GIVEN ENTRIES –
········
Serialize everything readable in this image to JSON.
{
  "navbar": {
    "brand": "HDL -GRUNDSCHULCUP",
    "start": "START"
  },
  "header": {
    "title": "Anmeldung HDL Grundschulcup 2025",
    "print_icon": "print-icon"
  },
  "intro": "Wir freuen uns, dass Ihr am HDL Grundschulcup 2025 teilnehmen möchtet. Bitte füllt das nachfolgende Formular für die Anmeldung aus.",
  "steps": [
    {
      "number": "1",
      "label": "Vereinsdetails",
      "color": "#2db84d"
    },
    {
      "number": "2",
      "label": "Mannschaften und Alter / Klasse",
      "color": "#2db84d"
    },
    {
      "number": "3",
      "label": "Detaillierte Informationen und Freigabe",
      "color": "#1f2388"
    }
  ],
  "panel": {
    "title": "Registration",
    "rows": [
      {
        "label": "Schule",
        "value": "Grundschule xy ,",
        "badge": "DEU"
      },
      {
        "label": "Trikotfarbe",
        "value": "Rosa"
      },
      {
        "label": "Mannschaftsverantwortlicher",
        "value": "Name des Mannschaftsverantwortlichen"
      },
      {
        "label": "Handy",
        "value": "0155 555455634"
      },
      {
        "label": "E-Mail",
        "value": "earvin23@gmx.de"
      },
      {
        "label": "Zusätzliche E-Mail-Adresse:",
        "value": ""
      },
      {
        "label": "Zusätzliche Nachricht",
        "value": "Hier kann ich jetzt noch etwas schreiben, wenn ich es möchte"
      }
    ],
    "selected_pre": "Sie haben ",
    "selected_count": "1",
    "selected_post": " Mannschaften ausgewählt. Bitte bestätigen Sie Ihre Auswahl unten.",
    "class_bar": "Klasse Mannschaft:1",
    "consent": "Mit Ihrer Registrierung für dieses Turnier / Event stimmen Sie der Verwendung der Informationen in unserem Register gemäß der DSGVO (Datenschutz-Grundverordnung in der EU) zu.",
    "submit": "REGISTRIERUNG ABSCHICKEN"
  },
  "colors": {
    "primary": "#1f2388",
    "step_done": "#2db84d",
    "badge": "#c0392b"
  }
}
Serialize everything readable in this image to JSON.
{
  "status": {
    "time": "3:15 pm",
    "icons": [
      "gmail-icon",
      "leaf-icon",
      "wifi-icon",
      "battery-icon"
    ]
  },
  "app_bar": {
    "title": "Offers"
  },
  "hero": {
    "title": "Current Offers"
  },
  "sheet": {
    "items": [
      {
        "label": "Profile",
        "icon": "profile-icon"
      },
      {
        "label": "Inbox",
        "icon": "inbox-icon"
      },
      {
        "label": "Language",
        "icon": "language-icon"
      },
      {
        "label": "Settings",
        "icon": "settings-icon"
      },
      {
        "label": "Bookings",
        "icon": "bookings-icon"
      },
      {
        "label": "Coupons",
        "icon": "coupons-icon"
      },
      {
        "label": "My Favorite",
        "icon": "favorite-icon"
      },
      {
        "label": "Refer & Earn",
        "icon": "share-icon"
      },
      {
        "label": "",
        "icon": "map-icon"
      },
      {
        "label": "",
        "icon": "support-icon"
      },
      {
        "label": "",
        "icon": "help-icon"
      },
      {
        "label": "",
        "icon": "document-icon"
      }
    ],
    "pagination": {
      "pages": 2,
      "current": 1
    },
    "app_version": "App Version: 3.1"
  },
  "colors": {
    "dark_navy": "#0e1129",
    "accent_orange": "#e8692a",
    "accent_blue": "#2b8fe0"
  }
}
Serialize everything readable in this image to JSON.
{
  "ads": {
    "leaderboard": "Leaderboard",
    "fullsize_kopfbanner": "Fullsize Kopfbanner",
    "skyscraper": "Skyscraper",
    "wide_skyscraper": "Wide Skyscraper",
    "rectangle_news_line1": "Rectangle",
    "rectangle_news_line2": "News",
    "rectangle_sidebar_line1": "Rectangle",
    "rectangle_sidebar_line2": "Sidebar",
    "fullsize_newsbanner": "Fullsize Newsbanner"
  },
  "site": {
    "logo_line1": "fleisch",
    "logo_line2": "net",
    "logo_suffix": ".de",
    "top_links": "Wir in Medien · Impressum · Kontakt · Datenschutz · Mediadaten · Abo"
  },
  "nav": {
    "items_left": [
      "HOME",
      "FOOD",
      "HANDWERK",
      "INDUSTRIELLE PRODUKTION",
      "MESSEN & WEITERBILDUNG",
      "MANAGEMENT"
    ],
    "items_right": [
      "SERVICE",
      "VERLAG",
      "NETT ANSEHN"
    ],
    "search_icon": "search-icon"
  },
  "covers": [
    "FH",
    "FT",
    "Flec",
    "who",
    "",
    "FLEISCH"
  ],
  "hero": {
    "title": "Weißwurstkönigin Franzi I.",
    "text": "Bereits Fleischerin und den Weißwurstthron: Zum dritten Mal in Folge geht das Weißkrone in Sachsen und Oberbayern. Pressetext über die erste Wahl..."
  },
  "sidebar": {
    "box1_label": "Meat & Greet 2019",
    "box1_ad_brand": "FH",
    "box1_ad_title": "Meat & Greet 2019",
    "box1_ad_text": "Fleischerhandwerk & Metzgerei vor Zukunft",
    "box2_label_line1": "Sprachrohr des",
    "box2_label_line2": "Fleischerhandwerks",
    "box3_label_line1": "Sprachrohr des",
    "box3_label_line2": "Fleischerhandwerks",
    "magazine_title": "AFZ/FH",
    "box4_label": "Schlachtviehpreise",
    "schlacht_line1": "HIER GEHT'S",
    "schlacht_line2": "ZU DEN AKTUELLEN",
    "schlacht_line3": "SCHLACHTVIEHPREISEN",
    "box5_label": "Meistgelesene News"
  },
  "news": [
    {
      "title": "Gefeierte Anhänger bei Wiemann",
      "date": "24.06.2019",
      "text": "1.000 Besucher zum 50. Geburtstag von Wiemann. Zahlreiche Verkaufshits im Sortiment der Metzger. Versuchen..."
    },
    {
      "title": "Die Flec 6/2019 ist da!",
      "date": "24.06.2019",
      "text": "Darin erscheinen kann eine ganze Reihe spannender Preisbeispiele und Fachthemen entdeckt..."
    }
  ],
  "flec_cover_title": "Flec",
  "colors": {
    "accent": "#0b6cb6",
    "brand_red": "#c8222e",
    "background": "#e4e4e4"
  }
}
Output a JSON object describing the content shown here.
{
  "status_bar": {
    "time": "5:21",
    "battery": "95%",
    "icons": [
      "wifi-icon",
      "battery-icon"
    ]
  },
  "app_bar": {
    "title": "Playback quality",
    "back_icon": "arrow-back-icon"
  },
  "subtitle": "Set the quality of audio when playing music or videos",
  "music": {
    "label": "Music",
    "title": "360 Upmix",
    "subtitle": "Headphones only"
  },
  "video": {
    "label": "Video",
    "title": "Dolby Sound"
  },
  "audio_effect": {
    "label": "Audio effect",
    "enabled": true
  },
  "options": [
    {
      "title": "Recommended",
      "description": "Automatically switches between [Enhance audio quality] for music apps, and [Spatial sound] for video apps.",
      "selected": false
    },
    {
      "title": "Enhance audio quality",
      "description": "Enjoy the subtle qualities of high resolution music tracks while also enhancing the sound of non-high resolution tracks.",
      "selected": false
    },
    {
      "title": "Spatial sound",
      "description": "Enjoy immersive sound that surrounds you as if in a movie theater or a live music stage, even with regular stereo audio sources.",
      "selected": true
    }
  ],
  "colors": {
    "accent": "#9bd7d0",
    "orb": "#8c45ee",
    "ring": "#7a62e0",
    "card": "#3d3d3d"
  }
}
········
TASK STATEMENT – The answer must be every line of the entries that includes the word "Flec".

ANSWER –
    "Flec",
      "title": "Die Flec 6/2019 ist da!",
  "flec_cover_title": "Flec",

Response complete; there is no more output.